** Opening Data for this exercise block **

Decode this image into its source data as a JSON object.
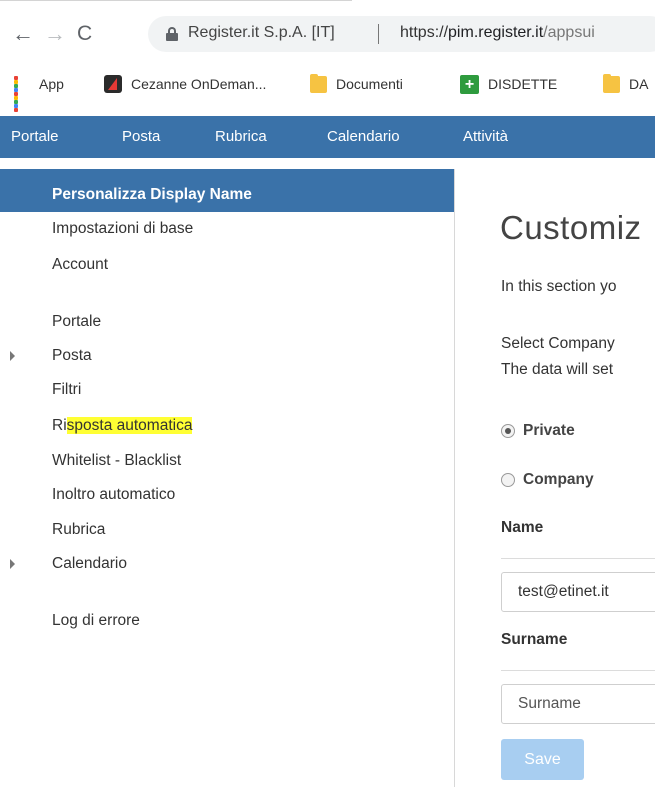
{
  "browser": {
    "nav": {
      "back": "←",
      "forward": "→",
      "reload": "C"
    },
    "site_name": "Register.it S.p.A. [IT]",
    "url_prefix": "https://",
    "url_host": "pim.register.it",
    "url_path": "/appsui",
    "bookmarks": [
      {
        "label": "App",
        "icon": "apps-grid-icon"
      },
      {
        "label": "Cezanne OnDeman...",
        "icon": "cezanne-icon"
      },
      {
        "label": "Documenti",
        "icon": "folder-icon"
      },
      {
        "label": "DISDETTE",
        "icon": "disdette-icon"
      },
      {
        "label": "DA",
        "icon": "folder-icon"
      }
    ]
  },
  "app_nav": {
    "color": "#3a72a9",
    "items": [
      "Portale",
      "Posta",
      "Rubrica",
      "Calendario",
      "Attività"
    ]
  },
  "sidebar": {
    "active": "Personalizza Display Name",
    "items": [
      {
        "label": "Impostazioni di base",
        "expandable": false
      },
      {
        "label": "Account",
        "expandable": false
      },
      {
        "label": "Portale",
        "expandable": false
      },
      {
        "label": "Posta",
        "expandable": true
      },
      {
        "label": "Filtri",
        "expandable": false
      },
      {
        "label_pre": "Ri",
        "label_hl": "sposta automatica",
        "highlight_color": "#ffff33",
        "expandable": false
      },
      {
        "label": "Whitelist - Blacklist",
        "expandable": false
      },
      {
        "label": "Inoltro automatico",
        "expandable": false
      },
      {
        "label": "Rubrica",
        "expandable": false
      },
      {
        "label": "Calendario",
        "expandable": true
      },
      {
        "label": "Log di errore",
        "expandable": false
      }
    ]
  },
  "main": {
    "title": "Customiz",
    "intro": "In this section yo",
    "select_line1": "Select Company",
    "select_line2": "The data will set",
    "radio_private": "Private",
    "radio_company": "Company",
    "selected": "Private",
    "name_label": "Name",
    "name_value": "test@etinet.it",
    "surname_label": "Surname",
    "surname_placeholder": "Surname",
    "save_label": "Save",
    "save_color": "#a8cef1"
  }
}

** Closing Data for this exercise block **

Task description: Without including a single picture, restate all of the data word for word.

Written response:
Decode this image into its source data as a JSON object.
{
  "browser": {
    "nav": {
      "back": "←",
      "forward": "→",
      "reload": "C"
    },
    "site_name": "Register.it S.p.A. [IT]",
    "url_prefix": "https://",
    "url_host": "pim.register.it",
    "url_path": "/appsui",
    "bookmarks": [
      {
        "label": "App",
        "icon": "apps-grid-icon"
      },
      {
        "label": "Cezanne OnDeman...",
        "icon": "cezanne-icon"
      },
      {
        "label": "Documenti",
        "icon": "folder-icon"
      },
      {
        "label": "DISDETTE",
        "icon": "disdette-icon"
      },
      {
        "label": "DA",
        "icon": "folder-icon"
      }
    ]
  },
  "app_nav": {
    "color": "#3a72a9",
    "items": [
      "Portale",
      "Posta",
      "Rubrica",
      "Calendario",
      "Attività"
    ]
  },
  "sidebar": {
    "active": "Personalizza Display Name",
    "items": [
      {
        "label": "Impostazioni di base",
        "expandable": false
      },
      {
        "label": "Account",
        "expandable": false
      },
      {
        "label": "Portale",
        "expandable": false
      },
      {
        "label": "Posta",
        "expandable": true
      },
      {
        "label": "Filtri",
        "expandable": false
      },
      {
        "label_pre": "Ri",
        "label_hl": "sposta automatica",
        "highlight_color": "#ffff33",
        "expandable": false
      },
      {
        "label": "Whitelist - Blacklist",
        "expandable": false
      },
      {
        "label": "Inoltro automatico",
        "expandable": false
      },
      {
        "label": "Rubrica",
        "expandable": false
      },
      {
        "label": "Calendario",
        "expandable": true
      },
      {
        "label": "Log di errore",
        "expandable": false
      }
    ]
  },
  "main": {
    "title": "Customiz",
    "intro": "In this section yo",
    "select_line1": "Select Company",
    "select_line2": "The data will set",
    "radio_private": "Private",
    "radio_company": "Company",
    "selected": "Private",
    "name_label": "Name",
    "name_value": "test@etinet.it",
    "surname_label": "Surname",
    "surname_placeholder": "Surname",
    "save_label": "Save",
    "save_color": "#a8cef1"
  }
}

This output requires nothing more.